Firepits Should Be a Safe Sanctuary
Spring evenings are my favorite time to utilize the fire pit in the back yard. The night air is still a little crisp, and the bugs are not in full terrorize mode. Lighting the fire, pouring a drink, and putting on some ‘90s rock music are the keys to my paradise. And I hope that you enjoy relaxing by your fire pit as much as I do. Oh, you don’t have a fire pit, but I bet you want one now.
If I have managed to spark any interest in setting up a fire pit, be sure to check out the following safety “Do’s and Don’ts” from Nationwide Insurance.
DO: Build your fire pit on a level surface
Make sure the ground or surface is even to reduce the risk of fire escaping beyond your fire pit. The level ground also reduces the risk of someone stumbling or items rolling into the fire.
DO: Keep the fire at a safe distance
To keep your fire from causing damage, build the fire pit at least 10 feet from your home, fences, trees and the like. Portable fire pits are great but do not be tempted to relocate it inside a garage or covered porch if it happens to rain.
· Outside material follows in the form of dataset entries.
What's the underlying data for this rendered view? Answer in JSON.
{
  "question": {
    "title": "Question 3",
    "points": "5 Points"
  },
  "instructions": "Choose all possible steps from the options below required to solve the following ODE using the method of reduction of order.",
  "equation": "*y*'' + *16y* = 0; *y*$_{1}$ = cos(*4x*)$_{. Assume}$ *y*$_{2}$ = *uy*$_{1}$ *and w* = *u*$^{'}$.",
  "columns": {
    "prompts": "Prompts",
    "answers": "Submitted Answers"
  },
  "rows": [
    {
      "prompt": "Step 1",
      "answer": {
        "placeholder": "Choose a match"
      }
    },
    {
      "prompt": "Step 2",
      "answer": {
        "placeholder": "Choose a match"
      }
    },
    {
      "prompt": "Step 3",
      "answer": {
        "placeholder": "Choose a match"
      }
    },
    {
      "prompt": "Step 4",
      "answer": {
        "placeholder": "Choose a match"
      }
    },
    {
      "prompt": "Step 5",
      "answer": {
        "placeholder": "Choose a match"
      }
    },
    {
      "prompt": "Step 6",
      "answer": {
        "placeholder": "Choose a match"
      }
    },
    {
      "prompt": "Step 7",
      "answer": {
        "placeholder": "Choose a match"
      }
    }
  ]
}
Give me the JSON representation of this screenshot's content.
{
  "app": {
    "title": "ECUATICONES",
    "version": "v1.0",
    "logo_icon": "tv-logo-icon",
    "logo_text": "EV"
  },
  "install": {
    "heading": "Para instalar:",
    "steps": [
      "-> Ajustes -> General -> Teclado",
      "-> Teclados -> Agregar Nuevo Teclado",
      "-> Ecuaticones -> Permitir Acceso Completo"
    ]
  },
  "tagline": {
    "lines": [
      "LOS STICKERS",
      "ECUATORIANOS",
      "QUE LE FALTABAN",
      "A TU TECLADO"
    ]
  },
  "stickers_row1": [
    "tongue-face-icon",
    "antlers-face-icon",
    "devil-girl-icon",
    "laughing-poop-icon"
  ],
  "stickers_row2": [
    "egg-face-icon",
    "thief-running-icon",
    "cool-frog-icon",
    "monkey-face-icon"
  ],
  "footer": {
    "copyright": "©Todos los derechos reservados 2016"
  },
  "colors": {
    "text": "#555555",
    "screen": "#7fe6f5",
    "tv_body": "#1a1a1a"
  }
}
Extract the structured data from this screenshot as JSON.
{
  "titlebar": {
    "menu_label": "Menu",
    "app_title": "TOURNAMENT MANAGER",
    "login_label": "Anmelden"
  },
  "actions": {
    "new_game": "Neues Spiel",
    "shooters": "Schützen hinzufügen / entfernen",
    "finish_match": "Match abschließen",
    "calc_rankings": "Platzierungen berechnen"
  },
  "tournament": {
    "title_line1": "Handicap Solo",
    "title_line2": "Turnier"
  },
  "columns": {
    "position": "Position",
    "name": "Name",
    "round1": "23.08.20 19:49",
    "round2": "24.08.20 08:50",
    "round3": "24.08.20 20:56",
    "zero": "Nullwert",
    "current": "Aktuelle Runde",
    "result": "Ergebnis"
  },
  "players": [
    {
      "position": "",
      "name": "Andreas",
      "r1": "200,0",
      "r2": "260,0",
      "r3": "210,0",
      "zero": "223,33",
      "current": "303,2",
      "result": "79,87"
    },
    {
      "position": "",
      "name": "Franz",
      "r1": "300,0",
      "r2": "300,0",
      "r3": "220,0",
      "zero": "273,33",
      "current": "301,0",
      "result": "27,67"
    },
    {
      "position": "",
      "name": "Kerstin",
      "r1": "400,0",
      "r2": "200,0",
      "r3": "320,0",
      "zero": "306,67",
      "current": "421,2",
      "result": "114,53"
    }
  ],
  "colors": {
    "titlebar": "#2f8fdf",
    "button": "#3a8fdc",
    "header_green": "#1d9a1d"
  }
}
DON’T: Use gasoline or lighter fluid
Never use gasoline or kerosene to start your fire; such fuels can cause a fire to get out of control quickly. Instead, use dry wood as kindling that doesn’t extend beyond the edge of the pit.
DO: Monitor guests around fire pits
Make sure guests maintain a proper distance and don’t exhibit risky behavior. Keep close tabs on children and pets.
DON’T: Build a fire pit with river stones
Smooth stones from river beds may have absorbed moisture over time and can heat rapidly and explode. Instead of river stones, build your fire pit with dry, rough rocks.
DO: Check the weather report
Avoid using your fire pit on windy days, since flames or embers can spread to your home, yard and nearby trees.
DON’T: Leave a fire unattended
Even if your fire pit is small, flames can spread quickly if left unattended. Monitor at all times.
DO: Put your fire out safely
Once you extinguish your fire with water, gently stir and spread the ashes to cool. Leave only when they’re cool to the touch.
DO: Have an emergency plan
Keep a fire extinguisher, garden hose or bucket of sand close to douse the fire in case it gets out of hand. If you can’t put it out quickly, call 9-1-1.
Following these best practices will help you to keep your sanctuary a safe and relaxing place. Now if you would excuse me, I am off to cut some firewood and purchase a few bags of sand.